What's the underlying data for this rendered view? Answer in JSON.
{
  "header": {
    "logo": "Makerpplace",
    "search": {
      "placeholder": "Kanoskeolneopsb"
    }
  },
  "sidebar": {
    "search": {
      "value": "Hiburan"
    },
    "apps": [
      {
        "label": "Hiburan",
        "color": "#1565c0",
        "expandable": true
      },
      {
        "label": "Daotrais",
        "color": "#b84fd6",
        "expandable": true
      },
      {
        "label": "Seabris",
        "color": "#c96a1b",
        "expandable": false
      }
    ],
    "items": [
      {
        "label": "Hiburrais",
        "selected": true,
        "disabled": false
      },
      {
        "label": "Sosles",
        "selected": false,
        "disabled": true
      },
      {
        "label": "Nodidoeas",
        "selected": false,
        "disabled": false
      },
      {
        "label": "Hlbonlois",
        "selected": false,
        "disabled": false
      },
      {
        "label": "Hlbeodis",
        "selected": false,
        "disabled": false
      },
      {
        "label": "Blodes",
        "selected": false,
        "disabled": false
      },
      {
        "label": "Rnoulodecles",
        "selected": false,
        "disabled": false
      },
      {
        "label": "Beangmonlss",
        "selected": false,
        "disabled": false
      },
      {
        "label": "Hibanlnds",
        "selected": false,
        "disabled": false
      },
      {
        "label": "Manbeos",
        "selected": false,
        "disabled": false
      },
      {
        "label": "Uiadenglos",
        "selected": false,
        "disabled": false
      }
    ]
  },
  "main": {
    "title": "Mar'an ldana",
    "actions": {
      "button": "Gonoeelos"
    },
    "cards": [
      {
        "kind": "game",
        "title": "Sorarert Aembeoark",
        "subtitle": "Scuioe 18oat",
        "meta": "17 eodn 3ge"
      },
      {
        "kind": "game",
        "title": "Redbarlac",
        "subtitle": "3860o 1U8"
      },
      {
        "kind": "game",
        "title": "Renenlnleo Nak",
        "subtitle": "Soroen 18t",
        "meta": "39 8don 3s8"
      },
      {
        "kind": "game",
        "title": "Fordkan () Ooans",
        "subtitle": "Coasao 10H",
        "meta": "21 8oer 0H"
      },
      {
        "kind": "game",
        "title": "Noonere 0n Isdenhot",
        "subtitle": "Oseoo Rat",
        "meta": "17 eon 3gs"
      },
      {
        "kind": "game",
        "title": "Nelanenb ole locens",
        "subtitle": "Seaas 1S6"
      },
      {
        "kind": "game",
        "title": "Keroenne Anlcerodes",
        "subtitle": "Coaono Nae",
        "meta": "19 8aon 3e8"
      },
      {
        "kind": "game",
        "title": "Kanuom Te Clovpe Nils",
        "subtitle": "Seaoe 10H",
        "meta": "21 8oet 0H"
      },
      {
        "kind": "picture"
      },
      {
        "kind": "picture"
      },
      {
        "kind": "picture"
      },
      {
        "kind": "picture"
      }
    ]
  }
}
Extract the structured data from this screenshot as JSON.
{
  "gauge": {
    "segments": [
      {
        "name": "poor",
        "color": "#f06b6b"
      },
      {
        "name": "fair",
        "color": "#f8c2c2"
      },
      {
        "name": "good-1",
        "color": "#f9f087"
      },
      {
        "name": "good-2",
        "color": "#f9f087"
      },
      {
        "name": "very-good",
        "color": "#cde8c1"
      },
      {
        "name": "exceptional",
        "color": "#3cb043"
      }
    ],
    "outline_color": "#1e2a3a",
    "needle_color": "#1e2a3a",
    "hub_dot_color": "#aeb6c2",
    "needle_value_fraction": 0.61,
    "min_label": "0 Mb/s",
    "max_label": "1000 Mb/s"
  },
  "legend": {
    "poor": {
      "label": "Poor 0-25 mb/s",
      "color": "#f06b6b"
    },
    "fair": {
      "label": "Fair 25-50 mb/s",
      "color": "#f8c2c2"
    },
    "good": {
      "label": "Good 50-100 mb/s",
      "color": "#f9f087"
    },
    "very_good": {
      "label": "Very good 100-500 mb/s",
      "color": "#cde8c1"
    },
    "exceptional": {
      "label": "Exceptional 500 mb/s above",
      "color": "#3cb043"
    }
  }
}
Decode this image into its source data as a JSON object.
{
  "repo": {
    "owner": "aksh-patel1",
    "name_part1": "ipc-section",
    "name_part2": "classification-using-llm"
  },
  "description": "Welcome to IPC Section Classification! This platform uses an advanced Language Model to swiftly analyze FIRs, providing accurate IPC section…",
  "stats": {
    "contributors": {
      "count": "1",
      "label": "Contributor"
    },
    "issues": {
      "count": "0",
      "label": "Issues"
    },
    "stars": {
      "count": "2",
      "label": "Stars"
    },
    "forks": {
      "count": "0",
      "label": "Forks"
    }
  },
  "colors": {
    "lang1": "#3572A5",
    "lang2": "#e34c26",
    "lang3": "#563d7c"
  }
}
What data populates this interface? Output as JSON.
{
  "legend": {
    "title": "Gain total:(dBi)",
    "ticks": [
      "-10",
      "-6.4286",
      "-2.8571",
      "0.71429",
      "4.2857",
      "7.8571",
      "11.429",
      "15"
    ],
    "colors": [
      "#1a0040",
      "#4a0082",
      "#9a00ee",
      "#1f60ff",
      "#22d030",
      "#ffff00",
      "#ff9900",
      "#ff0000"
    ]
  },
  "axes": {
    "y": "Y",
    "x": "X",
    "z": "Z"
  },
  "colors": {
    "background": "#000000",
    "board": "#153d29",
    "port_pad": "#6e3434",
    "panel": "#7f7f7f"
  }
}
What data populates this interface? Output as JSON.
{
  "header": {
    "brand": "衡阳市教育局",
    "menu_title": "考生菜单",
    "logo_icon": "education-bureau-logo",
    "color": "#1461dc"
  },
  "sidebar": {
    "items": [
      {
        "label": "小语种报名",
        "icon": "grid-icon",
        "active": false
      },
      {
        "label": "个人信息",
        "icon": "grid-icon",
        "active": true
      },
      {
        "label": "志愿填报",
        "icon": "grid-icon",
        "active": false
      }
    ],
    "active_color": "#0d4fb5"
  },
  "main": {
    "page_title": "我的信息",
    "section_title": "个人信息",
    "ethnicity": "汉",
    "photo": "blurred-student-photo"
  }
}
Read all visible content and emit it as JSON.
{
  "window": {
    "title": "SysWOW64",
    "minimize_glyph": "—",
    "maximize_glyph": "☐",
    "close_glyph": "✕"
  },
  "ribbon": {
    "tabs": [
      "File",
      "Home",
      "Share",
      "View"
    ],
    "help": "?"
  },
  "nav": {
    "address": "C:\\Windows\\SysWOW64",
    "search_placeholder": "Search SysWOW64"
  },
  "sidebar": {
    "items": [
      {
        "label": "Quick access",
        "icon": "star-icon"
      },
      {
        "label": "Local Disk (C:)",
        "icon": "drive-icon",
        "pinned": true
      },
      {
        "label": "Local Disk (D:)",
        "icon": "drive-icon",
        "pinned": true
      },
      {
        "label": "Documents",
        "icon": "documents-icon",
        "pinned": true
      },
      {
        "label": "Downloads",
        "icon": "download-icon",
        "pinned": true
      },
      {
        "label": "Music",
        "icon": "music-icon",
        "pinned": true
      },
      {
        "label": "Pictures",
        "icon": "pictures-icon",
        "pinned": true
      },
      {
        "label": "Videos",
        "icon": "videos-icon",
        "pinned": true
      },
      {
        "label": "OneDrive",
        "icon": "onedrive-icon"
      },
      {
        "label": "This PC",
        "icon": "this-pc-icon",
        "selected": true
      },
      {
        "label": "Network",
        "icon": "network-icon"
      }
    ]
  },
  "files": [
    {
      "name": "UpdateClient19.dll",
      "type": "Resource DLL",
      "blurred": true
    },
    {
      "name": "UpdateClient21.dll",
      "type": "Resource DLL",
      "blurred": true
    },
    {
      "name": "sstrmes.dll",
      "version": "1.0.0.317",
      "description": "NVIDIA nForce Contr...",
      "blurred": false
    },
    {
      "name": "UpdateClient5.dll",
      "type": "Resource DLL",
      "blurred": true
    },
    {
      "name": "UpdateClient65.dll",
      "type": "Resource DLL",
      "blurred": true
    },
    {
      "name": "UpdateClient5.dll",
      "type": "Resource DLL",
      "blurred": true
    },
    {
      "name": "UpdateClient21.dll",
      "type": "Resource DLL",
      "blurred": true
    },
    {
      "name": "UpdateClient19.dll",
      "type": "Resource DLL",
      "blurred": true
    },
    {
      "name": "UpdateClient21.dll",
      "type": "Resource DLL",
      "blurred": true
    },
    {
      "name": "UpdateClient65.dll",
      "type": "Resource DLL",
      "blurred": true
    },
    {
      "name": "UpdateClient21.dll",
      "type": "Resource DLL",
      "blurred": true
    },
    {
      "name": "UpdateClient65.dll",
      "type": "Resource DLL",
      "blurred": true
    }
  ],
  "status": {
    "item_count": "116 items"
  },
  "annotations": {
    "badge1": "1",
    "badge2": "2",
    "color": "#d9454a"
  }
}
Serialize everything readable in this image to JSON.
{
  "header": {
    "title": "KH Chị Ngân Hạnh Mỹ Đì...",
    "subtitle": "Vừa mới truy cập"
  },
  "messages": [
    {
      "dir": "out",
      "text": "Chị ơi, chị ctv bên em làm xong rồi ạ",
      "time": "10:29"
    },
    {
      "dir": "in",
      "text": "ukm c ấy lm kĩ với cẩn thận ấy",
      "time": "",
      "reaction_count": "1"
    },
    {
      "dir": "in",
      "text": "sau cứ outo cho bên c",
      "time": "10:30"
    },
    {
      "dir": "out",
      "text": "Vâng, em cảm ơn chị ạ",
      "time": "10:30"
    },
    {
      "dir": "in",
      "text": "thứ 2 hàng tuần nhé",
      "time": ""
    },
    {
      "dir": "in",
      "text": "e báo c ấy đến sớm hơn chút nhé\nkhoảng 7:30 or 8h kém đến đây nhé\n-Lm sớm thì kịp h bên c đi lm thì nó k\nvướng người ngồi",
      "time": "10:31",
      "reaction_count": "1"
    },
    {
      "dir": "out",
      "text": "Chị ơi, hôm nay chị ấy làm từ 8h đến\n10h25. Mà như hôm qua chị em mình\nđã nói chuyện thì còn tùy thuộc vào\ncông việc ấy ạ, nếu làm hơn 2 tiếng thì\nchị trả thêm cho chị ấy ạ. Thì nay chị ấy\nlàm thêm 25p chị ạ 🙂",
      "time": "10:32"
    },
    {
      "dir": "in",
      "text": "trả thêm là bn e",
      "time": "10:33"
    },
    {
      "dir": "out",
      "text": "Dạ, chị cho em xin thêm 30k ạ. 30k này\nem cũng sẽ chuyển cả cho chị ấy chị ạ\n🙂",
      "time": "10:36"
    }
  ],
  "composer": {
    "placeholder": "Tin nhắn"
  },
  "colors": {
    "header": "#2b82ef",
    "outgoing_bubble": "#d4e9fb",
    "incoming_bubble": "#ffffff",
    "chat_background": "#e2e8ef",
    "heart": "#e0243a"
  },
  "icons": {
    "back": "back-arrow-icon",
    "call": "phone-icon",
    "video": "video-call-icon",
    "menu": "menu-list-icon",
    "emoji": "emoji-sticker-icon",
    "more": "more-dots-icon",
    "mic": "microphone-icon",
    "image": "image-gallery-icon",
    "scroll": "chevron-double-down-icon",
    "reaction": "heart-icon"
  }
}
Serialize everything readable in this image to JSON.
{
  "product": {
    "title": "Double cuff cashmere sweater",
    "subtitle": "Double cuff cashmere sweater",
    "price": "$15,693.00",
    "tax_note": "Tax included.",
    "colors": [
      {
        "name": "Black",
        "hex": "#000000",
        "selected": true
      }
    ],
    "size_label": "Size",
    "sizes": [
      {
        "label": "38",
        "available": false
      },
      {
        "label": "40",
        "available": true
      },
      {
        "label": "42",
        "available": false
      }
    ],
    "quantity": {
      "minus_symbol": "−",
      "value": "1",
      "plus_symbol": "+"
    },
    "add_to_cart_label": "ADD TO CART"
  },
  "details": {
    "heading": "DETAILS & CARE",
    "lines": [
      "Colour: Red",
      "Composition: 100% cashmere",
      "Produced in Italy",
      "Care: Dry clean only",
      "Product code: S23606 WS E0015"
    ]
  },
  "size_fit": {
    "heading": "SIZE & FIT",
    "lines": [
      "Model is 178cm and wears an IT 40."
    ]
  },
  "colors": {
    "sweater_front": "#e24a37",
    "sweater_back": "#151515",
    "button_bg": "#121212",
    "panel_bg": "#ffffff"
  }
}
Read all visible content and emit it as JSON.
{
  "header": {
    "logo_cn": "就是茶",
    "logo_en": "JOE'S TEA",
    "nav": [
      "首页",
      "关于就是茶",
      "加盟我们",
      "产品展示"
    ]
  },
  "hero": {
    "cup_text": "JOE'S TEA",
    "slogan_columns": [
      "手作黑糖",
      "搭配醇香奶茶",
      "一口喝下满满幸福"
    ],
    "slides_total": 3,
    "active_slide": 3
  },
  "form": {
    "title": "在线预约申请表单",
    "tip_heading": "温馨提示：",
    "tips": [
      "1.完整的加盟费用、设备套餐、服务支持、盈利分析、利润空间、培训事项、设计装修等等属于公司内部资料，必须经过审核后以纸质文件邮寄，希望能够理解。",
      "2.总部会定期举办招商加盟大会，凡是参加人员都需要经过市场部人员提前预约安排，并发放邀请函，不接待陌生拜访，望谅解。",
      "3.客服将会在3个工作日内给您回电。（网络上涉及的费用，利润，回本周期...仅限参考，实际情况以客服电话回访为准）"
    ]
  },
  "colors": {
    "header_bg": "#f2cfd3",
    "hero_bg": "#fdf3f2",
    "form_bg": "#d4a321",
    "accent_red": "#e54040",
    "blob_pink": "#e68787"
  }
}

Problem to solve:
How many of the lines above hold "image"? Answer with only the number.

Finished exercise:
4